There has been a call for public places that permit vaping to be extended. At the moment, it is not permissible to vape on most train station platforms, but the government, under pressure from a number of health professionals, and no doubt the e-cigarette lobby, is reviewing this restriction. The suggestion is that vaping encourages people to give up smoking traditional cigarettes, which has obvious public health benefits and, as such, should be more widely encouraged. Currently, any health risks associated with vaping are largely unknown, although it is widely considered to be a less harmful activity than smoking.
And me? Where do I stand on vaping? I find almost every aspect of it irritating. The idea; the paraphernalia; the smoke. The smoke most of all. As a bystander, I find passive vaping far more annoying than ever I did passive smoking.
The World Health Organisation’s official terminology for passive vaping is Second Hand Aerosol (SHA). Whilst acknowledging that few studies of passive vaping have been undertaken, the general consensus of WHO opinion is that any increased concentration of toxicants into the atmosphere from vaping is detrimental to health and the environment.
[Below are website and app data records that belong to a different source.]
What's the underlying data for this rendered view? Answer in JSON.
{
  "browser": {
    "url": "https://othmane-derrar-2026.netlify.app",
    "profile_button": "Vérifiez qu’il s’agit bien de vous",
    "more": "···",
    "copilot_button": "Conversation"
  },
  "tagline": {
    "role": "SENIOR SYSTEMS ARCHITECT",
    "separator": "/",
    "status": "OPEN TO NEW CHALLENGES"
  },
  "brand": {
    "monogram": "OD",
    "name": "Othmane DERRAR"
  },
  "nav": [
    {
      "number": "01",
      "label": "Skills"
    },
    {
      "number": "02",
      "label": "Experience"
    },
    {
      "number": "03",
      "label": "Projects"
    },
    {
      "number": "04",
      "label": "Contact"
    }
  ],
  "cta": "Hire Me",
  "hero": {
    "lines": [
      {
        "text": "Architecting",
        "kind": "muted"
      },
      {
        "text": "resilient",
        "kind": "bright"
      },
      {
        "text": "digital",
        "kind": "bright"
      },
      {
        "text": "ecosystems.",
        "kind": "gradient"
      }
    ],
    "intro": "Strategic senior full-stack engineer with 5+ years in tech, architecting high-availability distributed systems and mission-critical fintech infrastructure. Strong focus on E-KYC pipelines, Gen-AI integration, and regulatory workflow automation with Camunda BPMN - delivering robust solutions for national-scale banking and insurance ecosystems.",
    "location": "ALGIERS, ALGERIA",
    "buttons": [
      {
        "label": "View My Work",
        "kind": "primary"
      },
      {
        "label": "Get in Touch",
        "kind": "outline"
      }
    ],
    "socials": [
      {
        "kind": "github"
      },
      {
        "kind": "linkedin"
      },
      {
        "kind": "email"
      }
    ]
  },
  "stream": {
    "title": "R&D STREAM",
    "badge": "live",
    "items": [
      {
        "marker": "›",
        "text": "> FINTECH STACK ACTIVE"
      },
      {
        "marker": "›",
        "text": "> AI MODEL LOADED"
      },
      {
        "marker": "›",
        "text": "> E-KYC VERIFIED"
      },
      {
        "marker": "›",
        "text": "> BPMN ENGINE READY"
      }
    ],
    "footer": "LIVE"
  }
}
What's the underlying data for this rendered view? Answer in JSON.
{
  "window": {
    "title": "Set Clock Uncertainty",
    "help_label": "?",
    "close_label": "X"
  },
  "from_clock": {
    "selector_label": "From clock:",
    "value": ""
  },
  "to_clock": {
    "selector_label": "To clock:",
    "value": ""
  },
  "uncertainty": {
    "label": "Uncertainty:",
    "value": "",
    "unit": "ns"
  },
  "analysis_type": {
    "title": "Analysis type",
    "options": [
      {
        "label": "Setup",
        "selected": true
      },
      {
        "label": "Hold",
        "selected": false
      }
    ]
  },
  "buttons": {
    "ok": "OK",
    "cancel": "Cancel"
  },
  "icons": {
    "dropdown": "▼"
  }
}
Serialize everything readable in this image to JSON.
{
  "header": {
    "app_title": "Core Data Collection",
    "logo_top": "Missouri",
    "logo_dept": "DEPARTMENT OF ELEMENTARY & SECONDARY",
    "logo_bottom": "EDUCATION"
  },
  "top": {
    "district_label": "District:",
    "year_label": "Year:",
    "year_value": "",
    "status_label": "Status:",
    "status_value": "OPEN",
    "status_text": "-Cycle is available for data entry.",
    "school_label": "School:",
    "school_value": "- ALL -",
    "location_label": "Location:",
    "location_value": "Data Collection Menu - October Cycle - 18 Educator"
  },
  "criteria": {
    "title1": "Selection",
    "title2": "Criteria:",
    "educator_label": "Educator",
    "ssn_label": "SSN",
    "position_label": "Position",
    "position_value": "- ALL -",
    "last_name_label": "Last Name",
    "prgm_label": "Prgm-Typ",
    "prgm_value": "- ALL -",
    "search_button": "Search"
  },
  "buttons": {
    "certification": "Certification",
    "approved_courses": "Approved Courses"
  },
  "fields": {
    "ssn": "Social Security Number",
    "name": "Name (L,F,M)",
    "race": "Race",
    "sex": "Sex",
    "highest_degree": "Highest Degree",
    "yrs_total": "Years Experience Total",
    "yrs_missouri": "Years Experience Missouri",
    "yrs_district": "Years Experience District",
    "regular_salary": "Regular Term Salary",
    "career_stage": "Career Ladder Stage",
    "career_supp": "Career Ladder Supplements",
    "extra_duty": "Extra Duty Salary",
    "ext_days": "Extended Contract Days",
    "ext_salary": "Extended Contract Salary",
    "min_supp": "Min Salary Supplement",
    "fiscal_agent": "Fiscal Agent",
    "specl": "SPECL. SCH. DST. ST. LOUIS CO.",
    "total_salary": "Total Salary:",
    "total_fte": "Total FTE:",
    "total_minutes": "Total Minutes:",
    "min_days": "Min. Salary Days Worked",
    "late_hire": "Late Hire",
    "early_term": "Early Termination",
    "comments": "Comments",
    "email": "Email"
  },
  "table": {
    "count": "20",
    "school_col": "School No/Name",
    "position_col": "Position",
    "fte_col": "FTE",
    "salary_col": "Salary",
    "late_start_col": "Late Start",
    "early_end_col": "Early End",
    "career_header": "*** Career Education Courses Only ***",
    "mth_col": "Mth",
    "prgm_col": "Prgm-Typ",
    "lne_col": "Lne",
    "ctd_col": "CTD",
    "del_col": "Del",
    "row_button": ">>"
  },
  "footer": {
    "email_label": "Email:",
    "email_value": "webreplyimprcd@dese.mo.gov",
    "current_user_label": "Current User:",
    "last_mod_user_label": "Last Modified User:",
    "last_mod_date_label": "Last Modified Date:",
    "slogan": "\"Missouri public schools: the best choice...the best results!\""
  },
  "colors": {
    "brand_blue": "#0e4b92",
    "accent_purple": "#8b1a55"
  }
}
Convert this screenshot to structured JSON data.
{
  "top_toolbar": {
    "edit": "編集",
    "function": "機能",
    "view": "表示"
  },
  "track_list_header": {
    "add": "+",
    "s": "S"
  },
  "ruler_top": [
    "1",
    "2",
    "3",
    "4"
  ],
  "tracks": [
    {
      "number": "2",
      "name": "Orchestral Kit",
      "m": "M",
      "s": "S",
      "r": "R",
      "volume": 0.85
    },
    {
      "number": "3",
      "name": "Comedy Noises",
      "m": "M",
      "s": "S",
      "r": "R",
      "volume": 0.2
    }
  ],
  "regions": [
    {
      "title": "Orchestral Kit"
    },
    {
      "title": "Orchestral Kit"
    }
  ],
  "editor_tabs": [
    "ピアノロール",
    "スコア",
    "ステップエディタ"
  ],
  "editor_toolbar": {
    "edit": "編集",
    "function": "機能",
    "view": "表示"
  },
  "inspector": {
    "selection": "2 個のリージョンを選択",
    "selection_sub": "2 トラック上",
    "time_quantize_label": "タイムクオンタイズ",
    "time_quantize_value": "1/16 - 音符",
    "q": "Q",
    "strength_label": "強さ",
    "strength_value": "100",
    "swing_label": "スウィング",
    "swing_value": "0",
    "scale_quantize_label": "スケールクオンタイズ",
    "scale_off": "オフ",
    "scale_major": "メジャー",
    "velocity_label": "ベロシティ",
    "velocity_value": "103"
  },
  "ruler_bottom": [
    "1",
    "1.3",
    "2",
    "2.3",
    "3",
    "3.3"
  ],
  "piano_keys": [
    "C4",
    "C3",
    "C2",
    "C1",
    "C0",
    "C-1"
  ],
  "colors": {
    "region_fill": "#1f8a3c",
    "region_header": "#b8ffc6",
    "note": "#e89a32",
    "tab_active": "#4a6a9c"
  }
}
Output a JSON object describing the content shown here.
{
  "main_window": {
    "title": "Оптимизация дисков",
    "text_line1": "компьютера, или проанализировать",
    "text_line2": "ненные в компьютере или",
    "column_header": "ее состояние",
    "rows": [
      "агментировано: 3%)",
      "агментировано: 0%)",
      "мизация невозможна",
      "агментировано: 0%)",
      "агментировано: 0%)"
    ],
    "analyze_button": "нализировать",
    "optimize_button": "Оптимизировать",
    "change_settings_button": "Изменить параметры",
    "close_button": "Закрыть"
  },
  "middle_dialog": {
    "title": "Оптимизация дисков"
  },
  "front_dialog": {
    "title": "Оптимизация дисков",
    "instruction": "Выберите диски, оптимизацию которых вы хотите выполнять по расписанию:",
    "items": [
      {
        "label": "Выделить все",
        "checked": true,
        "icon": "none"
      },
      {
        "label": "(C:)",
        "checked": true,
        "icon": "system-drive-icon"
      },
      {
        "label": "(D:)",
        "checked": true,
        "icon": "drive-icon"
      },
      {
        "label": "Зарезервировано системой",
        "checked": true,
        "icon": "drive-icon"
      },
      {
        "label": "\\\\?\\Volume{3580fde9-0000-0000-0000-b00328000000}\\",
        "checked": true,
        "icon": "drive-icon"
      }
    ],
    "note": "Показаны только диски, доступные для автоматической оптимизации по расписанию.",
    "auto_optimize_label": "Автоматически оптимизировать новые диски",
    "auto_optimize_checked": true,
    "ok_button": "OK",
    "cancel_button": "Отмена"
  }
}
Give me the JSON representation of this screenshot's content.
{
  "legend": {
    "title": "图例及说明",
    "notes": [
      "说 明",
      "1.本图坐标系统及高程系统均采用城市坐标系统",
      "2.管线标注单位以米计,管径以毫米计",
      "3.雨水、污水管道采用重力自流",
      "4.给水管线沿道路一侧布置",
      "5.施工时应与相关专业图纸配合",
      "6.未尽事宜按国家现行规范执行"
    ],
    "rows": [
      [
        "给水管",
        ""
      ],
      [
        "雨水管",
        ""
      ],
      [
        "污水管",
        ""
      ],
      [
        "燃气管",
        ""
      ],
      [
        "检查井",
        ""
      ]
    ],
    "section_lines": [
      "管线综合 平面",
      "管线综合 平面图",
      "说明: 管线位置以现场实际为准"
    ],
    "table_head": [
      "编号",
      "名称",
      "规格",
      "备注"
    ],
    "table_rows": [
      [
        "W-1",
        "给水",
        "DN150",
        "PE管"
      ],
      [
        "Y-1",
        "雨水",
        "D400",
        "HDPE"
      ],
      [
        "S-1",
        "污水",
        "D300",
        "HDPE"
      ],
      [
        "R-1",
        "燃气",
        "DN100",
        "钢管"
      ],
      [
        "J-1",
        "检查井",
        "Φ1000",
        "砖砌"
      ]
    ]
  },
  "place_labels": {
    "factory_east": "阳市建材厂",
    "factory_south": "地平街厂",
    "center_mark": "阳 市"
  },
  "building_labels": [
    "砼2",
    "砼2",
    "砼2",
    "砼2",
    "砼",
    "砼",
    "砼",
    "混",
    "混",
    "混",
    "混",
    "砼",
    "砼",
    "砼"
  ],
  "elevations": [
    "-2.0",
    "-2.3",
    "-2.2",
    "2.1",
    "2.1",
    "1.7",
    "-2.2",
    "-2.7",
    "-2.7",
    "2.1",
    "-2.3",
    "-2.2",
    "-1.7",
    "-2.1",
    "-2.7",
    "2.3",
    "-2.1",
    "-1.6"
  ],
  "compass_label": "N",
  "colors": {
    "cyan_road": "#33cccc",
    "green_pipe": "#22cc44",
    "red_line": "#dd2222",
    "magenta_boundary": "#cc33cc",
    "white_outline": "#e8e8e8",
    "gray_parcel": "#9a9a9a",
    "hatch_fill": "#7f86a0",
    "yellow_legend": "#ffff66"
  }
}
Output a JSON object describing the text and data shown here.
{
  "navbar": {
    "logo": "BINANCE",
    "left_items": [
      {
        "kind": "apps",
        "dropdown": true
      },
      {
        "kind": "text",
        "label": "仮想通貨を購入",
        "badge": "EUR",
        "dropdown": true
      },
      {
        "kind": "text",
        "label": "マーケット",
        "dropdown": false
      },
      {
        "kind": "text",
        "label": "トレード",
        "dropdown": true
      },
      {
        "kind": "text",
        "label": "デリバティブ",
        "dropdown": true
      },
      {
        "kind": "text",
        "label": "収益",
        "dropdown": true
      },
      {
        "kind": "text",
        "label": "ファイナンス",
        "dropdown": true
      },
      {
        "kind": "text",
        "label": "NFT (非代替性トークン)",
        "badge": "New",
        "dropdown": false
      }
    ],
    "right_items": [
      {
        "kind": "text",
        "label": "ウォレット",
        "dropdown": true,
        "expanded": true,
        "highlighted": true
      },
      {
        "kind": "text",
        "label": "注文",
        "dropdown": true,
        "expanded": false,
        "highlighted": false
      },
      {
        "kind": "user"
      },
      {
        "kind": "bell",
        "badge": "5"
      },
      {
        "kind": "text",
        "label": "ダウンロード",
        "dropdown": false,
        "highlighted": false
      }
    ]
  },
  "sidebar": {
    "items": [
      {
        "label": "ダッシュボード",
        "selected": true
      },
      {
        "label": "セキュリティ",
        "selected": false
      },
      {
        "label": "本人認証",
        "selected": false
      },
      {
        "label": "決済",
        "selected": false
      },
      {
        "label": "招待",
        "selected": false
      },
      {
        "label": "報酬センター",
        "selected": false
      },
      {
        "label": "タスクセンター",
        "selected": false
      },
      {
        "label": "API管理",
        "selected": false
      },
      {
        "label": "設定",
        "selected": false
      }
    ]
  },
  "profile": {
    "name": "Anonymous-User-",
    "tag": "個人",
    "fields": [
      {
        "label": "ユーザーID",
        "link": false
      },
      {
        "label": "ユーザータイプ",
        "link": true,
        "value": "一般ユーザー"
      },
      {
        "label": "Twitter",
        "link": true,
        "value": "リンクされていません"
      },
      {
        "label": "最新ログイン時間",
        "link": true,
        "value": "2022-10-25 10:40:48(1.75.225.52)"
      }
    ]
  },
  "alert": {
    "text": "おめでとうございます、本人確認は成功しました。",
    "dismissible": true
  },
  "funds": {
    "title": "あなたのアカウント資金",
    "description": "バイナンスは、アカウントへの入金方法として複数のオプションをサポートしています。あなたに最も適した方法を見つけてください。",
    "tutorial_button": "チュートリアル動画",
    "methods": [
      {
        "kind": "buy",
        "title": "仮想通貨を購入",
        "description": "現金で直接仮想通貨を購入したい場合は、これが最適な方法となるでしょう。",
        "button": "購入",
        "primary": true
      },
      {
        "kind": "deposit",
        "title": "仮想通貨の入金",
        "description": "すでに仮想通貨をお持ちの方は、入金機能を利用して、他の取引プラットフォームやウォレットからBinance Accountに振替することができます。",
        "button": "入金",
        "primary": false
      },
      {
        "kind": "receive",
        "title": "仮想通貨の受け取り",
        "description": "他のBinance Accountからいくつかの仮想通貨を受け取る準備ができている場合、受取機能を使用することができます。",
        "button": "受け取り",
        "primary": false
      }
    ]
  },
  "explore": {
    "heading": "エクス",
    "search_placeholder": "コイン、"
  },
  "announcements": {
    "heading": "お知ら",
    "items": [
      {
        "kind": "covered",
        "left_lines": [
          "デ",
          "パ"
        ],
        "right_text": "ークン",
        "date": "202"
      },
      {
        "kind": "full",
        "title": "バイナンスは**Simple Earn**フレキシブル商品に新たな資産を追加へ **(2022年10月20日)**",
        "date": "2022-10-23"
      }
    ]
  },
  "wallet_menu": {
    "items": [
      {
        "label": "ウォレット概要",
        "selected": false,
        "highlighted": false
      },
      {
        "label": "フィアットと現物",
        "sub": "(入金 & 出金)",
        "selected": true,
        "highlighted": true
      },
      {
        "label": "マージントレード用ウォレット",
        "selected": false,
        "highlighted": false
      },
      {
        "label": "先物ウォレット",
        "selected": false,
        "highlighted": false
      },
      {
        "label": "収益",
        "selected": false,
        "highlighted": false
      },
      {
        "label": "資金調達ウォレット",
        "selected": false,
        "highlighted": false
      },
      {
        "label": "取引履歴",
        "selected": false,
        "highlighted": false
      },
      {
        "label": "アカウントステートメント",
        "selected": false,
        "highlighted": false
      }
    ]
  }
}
My personal gripe with vaping has little to do with any health concerns. It is more about the element of surprise. Walk into a cloud of cigarette smoke and you know what to expect: stale-lung, last-breath saloon. Walk into a cloud of vape smoke and there is no knowing what awaits you: sweet candy crush; coffee-shop barista; syrupy cough mixture; fruity summer meadow. I loathe them all. Loathe their artifice. Loathe their bottled chemical reproduction of the natural world.
Vaping makes me nostalgic for the simple honesty of traditional cigarette smoke. And I loathe that too.
© Simon Turner-Tree
Simon Turner-Tree feels like an unfairly marginalised candlestick maker.